There are a variety of important factors driving M&A activity at any given time. However, the effect that some of these factors have is not always what would be anticipated. Global M&A activity continued at a record-setting pace throughout 2015, surpassing the previous record set in 2007, and nowhere is it more evident that we are in a fertile time for M&A than in the LBM segment. In the current market, the largest companies in the industry are combining or being acquired. Regional businesses, attractive single yards, and specialized dealers all are being sought by buyers.
At the recent NLBMDA conference, Dr. David Crowe of the National Association of Home Builders shared his prediction that housing starts would continue to grow through 2019. This would mean significant growth and near-term profits for LBM companies. Business owners often contemplate holding on during a good period like this and waiting to sell in three or four years.

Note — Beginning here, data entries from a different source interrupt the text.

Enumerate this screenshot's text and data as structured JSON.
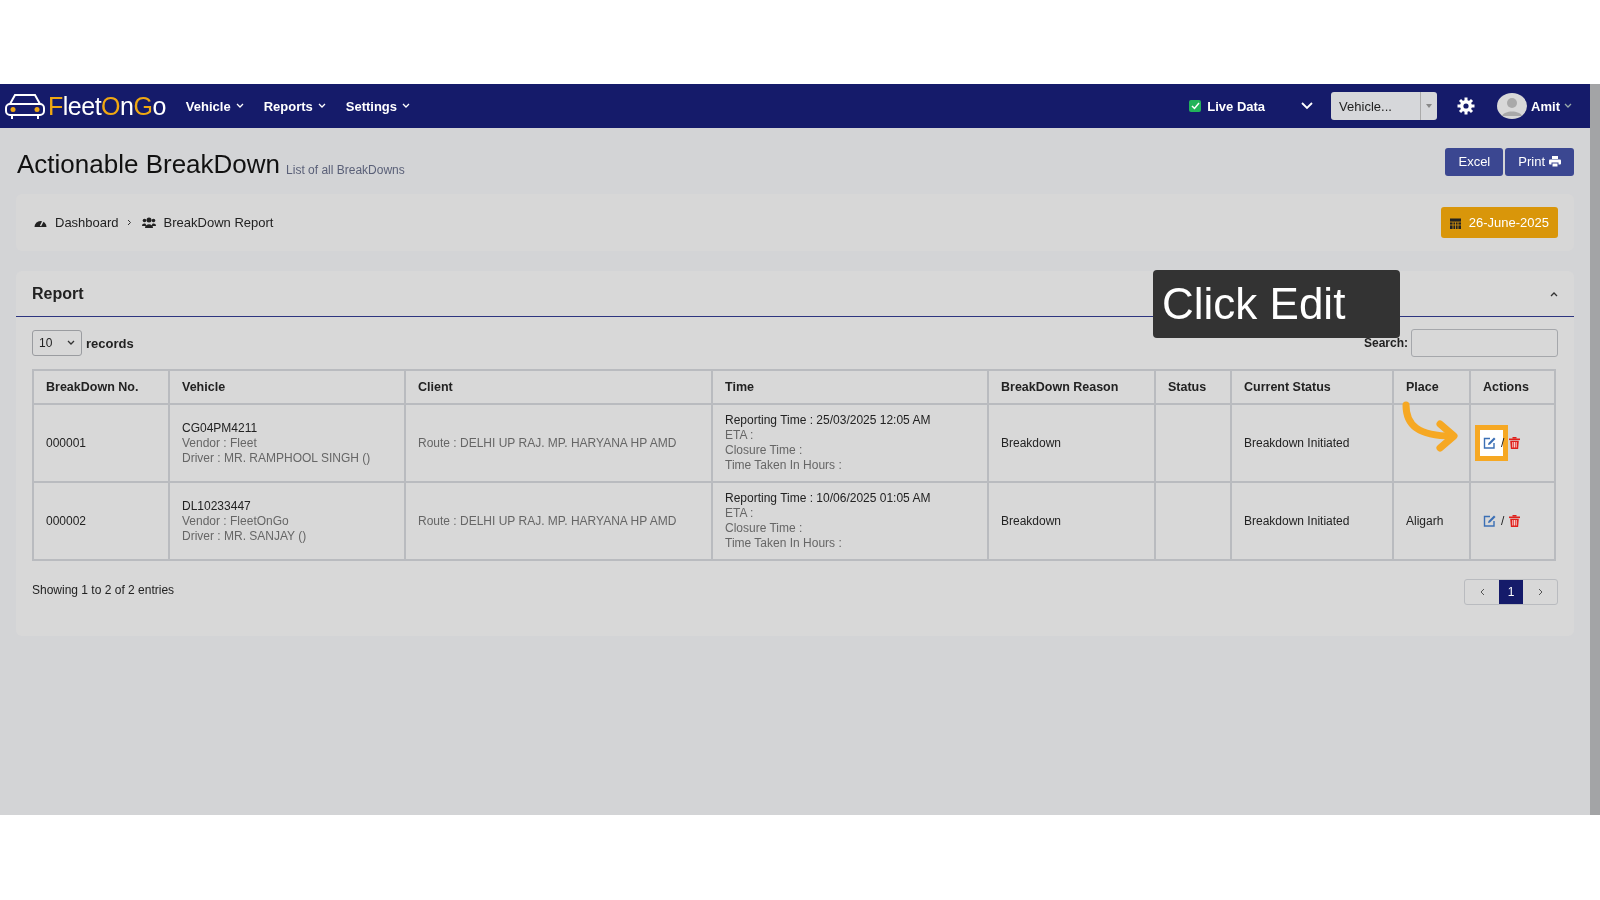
{
  "nav": {
    "logo": [
      {
        "text": "F",
        "accent": true
      },
      {
        "text": "leet",
        "accent": false
      },
      {
        "text": "O",
        "accent": true
      },
      {
        "text": "n",
        "accent": false
      },
      {
        "text": "G",
        "accent": true
      },
      {
        "text": "o",
        "accent": false
      }
    ],
    "menus": [
      "Vehicle",
      "Reports",
      "Settings"
    ],
    "live_data": {
      "label": "Live Data",
      "checked": true
    },
    "vehicle_select": {
      "value": "Vehicle..."
    },
    "user": "Amit"
  },
  "header": {
    "title": "Actionable BreakDown",
    "subtitle": "List of all BreakDowns",
    "buttons": [
      {
        "label": "Excel",
        "kind": "plain"
      },
      {
        "label": "Print",
        "kind": "print"
      }
    ]
  },
  "breadcrumb": {
    "items": [
      {
        "label": "Dashboard",
        "kind": "dashboard"
      },
      {
        "label": "BreakDown Report",
        "kind": "users"
      }
    ],
    "date": "26-June-2025"
  },
  "report": {
    "title": "Report",
    "expanded": true,
    "page_length": "10",
    "records_label": "records",
    "search_label": "Search:",
    "columns": [
      "BreakDown No.",
      "Vehicle",
      "Client",
      "Time",
      "BreakDown Reason",
      "Status",
      "Current Status",
      "Place",
      "Actions"
    ],
    "rows": [
      {
        "number": "000001",
        "plate": "CG04PM4211",
        "vendor": "Vendor :  Fleet",
        "driver": "Driver :  MR. RAMPHOOL SINGH ()",
        "client": "Route :  DELHI UP RAJ. MP. HARYANA HP AMD",
        "time": [
          "Reporting Time :  25/03/2025 12:05 AM",
          "ETA :",
          "Closure Time :",
          "Time Taken In Hours :"
        ],
        "reason": "Breakdown",
        "current_status": "Breakdown Initiated",
        "separator": "/",
        "highlighted": true
      },
      {
        "number": "000002",
        "plate": "DL10233447",
        "vendor": "Vendor :  FleetOnGo",
        "driver": "Driver :  MR. SANJAY ()",
        "client": "Route :  DELHI UP RAJ. MP. HARYANA HP AMD",
        "time": [
          "Reporting Time :  10/06/2025 01:05 AM",
          "ETA :",
          "Closure Time :",
          "Time Taken In Hours :"
        ],
        "reason": "Breakdown",
        "current_status": "Breakdown Initiated",
        "place": "Aligarh",
        "separator": "/",
        "highlighted": false
      }
    ],
    "info": "Showing 1 to 2 of 2 entries",
    "pages": [
      {
        "label": "1",
        "selected": true
      }
    ]
  },
  "callout": {
    "text": "Click Edit"
  }
}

However, if Crowe’s prediction is correct, owners of LBM businesses approaching the market in several years will be doing so at a time when the future growth outlook will likely be much lower than it is now. Any increase in EBITDA (earnings before interest, taxes, depreciation, and amortization) by that time could be muted or reversed by even a modest drop in the EBITDA multiple being paid for their company. This is a uniquely good time to sell an LBM business—we are undeniably into the recovery but there is still enough growth ahead to entice buyers and result in strong valuations.
Oil prices are another economic factor with a counterintuitive effect on M&A activity. As of early November, NYMEX crude was trading just below $50 per barrel. In the short term, falling oil prices create additional profits at an LBM company; delivery surcharges tend to fall more slowly than oil prices, creating additional profits as oil prices drop. Also, consumers tend to spend more money on housing and other goods when the cost of their basic necessities, such as gasoline, decrease. However, it is difficult to imagine a consumer deciding to buy a home because gas has become cheaper. Consumers simply don’t spend a large enough portion of their income on gasoline for it to drive many economic decisions.
One group that does make immediate economic decisions in response to oil prices is oil producers themselves. Many of the oil wells in the U.S. that rely upon fracking to produce profitably are not viable when oil prices drop below $50 per barrel. The owners of such marginal wells shut them down immediately when oil prices drop. An estimated 2.4 million energy-related jobs have been created since 2003.
Unlike gasoline prices, there is a direct line between an individual having a job and deciding to buy a home. Thus, the LBM industry would be better off to have oil prices somewhat higher than they are currently. Much of the additional shipping expense incurred could eventually be passed along to the customer, and companies would benefit from operating in a stronger economy with better growth. These are key elements in the non-company specific factors that drive the EBITDA multiples that buyers are willing to pay for an LBM business.
Another economic factor that does not impact M&A activity in the way that might be anticipated is interest rates. Rates are undoubtedly going to rise in the future, but the pace and timing of increases remains to be seen. Crowe recently predicted that average mortgage rates would rise from 3.9% in 2015 to 4.5% and 5.5% in 2016 and 2017, respectively. However, mortgage rates will only rise as a result of the economy improving, which could be expected to produce as many or more potential home buyers as are chased away by rising interest rates.
As Crowe points out, a complex web of factors influence home buying, not just mortgage rates. Indeed, if interest rates were the determining factor in housing activity, we would already be in the midst of the greatest housing boom of modern times. The good news is that other important factors, such as GDP and job growth, are also pointed in the right direction.